Rendering any "Musical dissociative disorder" seems a bit stretched, because deviations relating tempo or synchronicity is intentional on part of the pianist, and it is not involuntary, nor pathologic. It's a matter of taste. Synchronicity is mathematical and absolute in written manuscript, but any tempo deviations via rubato really should involve BOTH hands, and not just one hand.
This, I disagree with, mostly because I think the pulse is often broken by this type of rubato. I think people use it often because it is by and far the easiest way to execute rubato in Chopin's music, and Chopin's music sounds awful without it (even the most mechanical of the etudes). But I also think that Chopin's music suffers from a loss of pulse, if not so much as from a lack of rubato.
Not really. Pulse is a subjective term. Pulse doesn't have to be broken in the presence of rubato, as music is a dynamic process that can embrace change within the same piece. Even a driving pulse needs a break from time to time to add a degree of contrast, hence different themes, etc. In proper use of rubato, it's the tempo
that is interrupted, not the rhythm
. In other words the music may slow down, but the elements which define rhythm remain intact - accents, meter, etc. Our sense of pulse is primarily driven by rhythm, so our perception of pulse within a piece doesn't suffer.
A lot of people forget that Chopin was an amateur. He never had a piano teacher. Even his most difficult pieces are 'easy' in the sense that he only wrote what came naturally to his hand.
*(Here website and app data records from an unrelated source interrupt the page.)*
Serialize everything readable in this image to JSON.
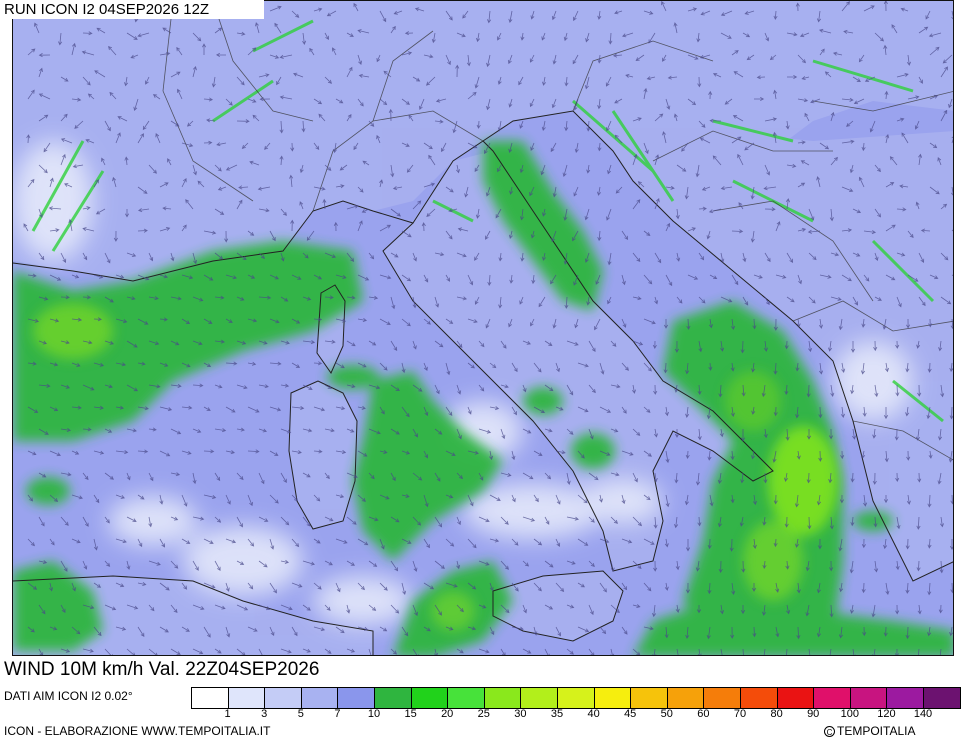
{
  "header": {
    "run_title": "RUN ICON I2 04SEP2026 12Z"
  },
  "footer": {
    "valid_title": "WIND 10M km/h Val. 22Z04SEP2026",
    "data_source": "DATI AIM ICON I2 0.02°",
    "credits": "ICON - ELABORAZIONE WWW.TEMPOITALIA.IT",
    "copyright": "TEMPOITALIA",
    "copyright_symbol": "C"
  },
  "legend": {
    "unit": "km/h",
    "labels": [
      "1",
      "3",
      "5",
      "7",
      "10",
      "15",
      "20",
      "25",
      "30",
      "35",
      "40",
      "45",
      "50",
      "60",
      "70",
      "80",
      "90",
      "100",
      "120",
      "140"
    ],
    "colors": [
      "#ffffff",
      "#dfe5fb",
      "#c4ccf6",
      "#a8b2f1",
      "#8a96ec",
      "#2fb53f",
      "#21d21b",
      "#47e23a",
      "#8ae81c",
      "#b2ef1b",
      "#d6f21b",
      "#f6ee0e",
      "#f6c30b",
      "#f6a10a",
      "#f57d0a",
      "#f44c0a",
      "#ea1313",
      "#e0106a",
      "#c81480",
      "#9c1aa0",
      "#6c1270"
    ]
  },
  "map": {
    "variable": "wind-10m",
    "ocean_color": "#9aa3ee",
    "land_color": "#a8b0ee",
    "wind_colors": {
      "calm": "#e8ecfb",
      "light": "#c4ccf6",
      "moderate": "#2fb53f",
      "fresh": "#47e23a",
      "strong": "#8ae81c",
      "gale": "#b2ef1b"
    },
    "arrow_color": "#4a4a8a"
  }
}
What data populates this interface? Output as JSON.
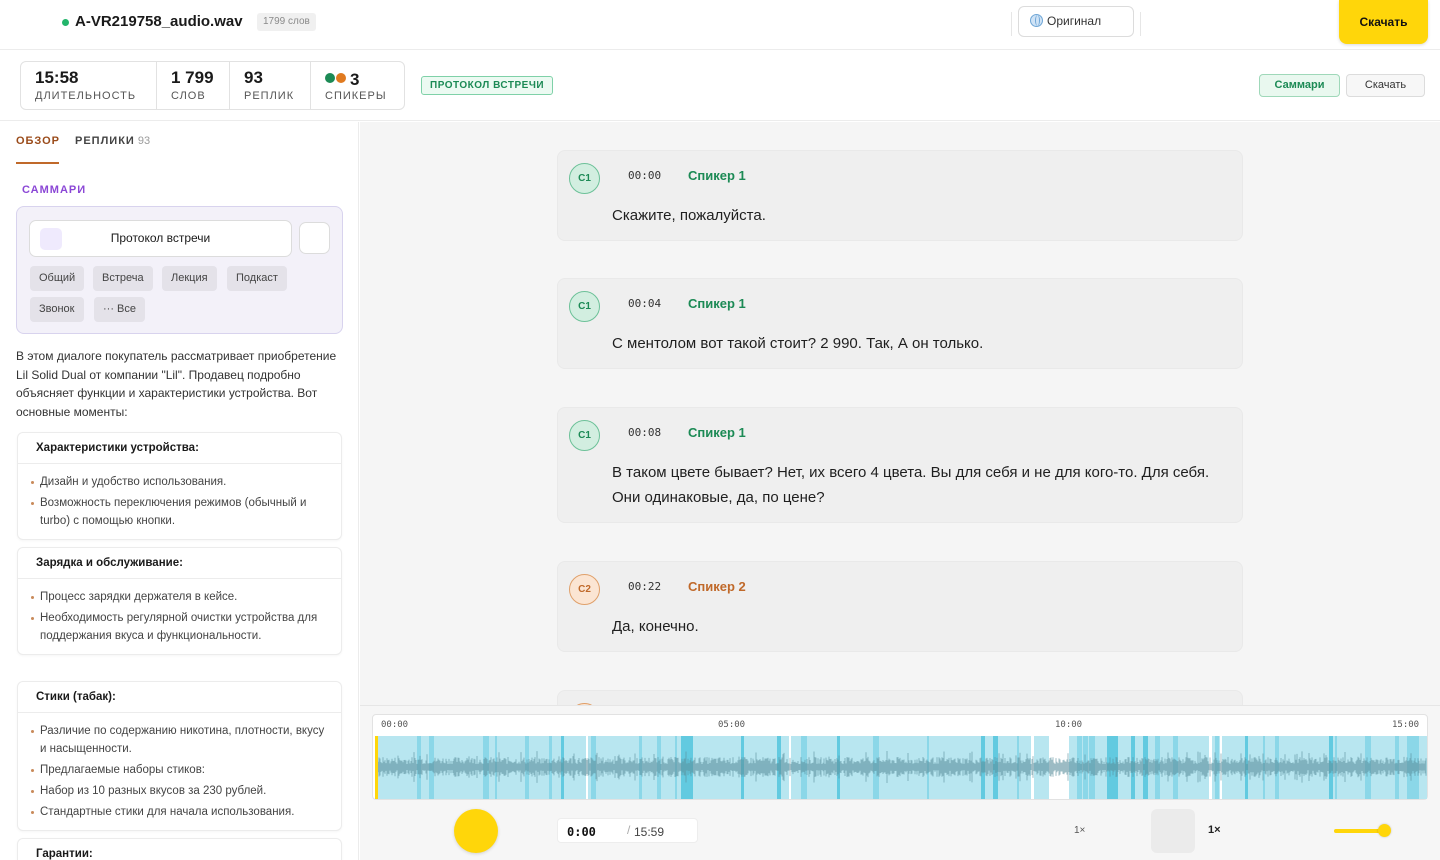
{
  "header": {
    "file_name": "A-VR219758_audio.wav",
    "words_badge": "1799 слов",
    "original_label": "Оригинал",
    "download_label": "Скачать"
  },
  "stats": {
    "duration": {
      "value": "15:58",
      "label": "Длительность"
    },
    "words": {
      "value": "1 799",
      "label": "Слов"
    },
    "replicas": {
      "value": "93",
      "label": "Реплик"
    },
    "speakers": {
      "value": "3",
      "label": "Спикеры"
    },
    "protocol_tag": "ПРОТОКОЛ ВСТРЕЧИ",
    "summary_button": "Саммари",
    "download_button": "Скачать"
  },
  "sidebar": {
    "tab_overview": "Обзор",
    "tab_replicas": "Реплики",
    "tab_replicas_count": "93",
    "summary_label": "САММАРИ",
    "template_select": "Протокол встречи",
    "chips": [
      "Общий",
      "Встреча",
      "Лекция",
      "Подкаст",
      "Звонок",
      "··· Все"
    ],
    "intro": "В этом диалоге покупатель рассматривает приобретение Lil Solid Dual от компании \"Lil\". Продавец подробно объясняет функции и характеристики устройства. Вот основные моменты:",
    "cards": [
      {
        "title": "Характеристики устройства:",
        "items": [
          "Дизайн и удобство использования.",
          "Возможность переключения режимов (обычный и turbo) с помощью кнопки."
        ]
      },
      {
        "title": "Зарядка и обслуживание:",
        "items": [
          "Процесс зарядки держателя в кейсе.",
          "Необходимость регулярной очистки устройства для поддержания вкуса и функциональности."
        ]
      },
      {
        "title": "Стики (табак):",
        "items": [
          "Различие по содержанию никотина, плотности, вкусу и насыщенности.",
          "Предлагаемые наборы стиков:",
          "Набор из 10 разных вкусов за 230 рублей.",
          "Стандартные стики для начала использования."
        ]
      },
      {
        "title": "Гарантии:",
        "items": []
      }
    ]
  },
  "transcript": [
    {
      "avatar": "С1",
      "time": "00:00",
      "speaker": "Спикер 1",
      "text": "Скажите, пожалуйста."
    },
    {
      "avatar": "С1",
      "time": "00:04",
      "speaker": "Спикер 1",
      "text": "С ментолом вот такой стоит? 2 990. Так, А он только."
    },
    {
      "avatar": "С1",
      "time": "00:08",
      "speaker": "Спикер 1",
      "text": "В таком цвете бывает? Нет, их всего 4 цвета. Вы для себя и не для кого-то. Для себя. Они одинаковые, да, по цене?"
    },
    {
      "avatar": "С2",
      "time": "00:22",
      "speaker": "Спикер 2",
      "text": "Да, конечно."
    }
  ],
  "player": {
    "ticks": [
      "00:00",
      "05:00",
      "10:00",
      "15:00"
    ],
    "current_time": "0:00",
    "separator": "/",
    "total_time": "15:59",
    "speed_a": "1×",
    "speed_b": "1×",
    "volume_level": 0.9
  },
  "colors": {
    "accent_yellow": "#ffd60a",
    "speaker1": "#1c8a55",
    "speaker2": "#c0692a",
    "speaker3_dot": "#e07a1f",
    "summary_purple": "#8b47d6",
    "wave_bg": "#b8e6f0",
    "wave_line": "#5a8f9c"
  }
}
Stated bluntly, but marginally true. He really didn't have the opportunity to delve deeply into the formal tools of composition. This can be seen with the use of awkward enharmonics within a given key signature. Even Józef Elsner allowed a free reign on composition during the "formal years" from 1826-29. Making up for any inadequacies, however, his understanding of form, style, musical creativity equaled or transcended his contemporaries.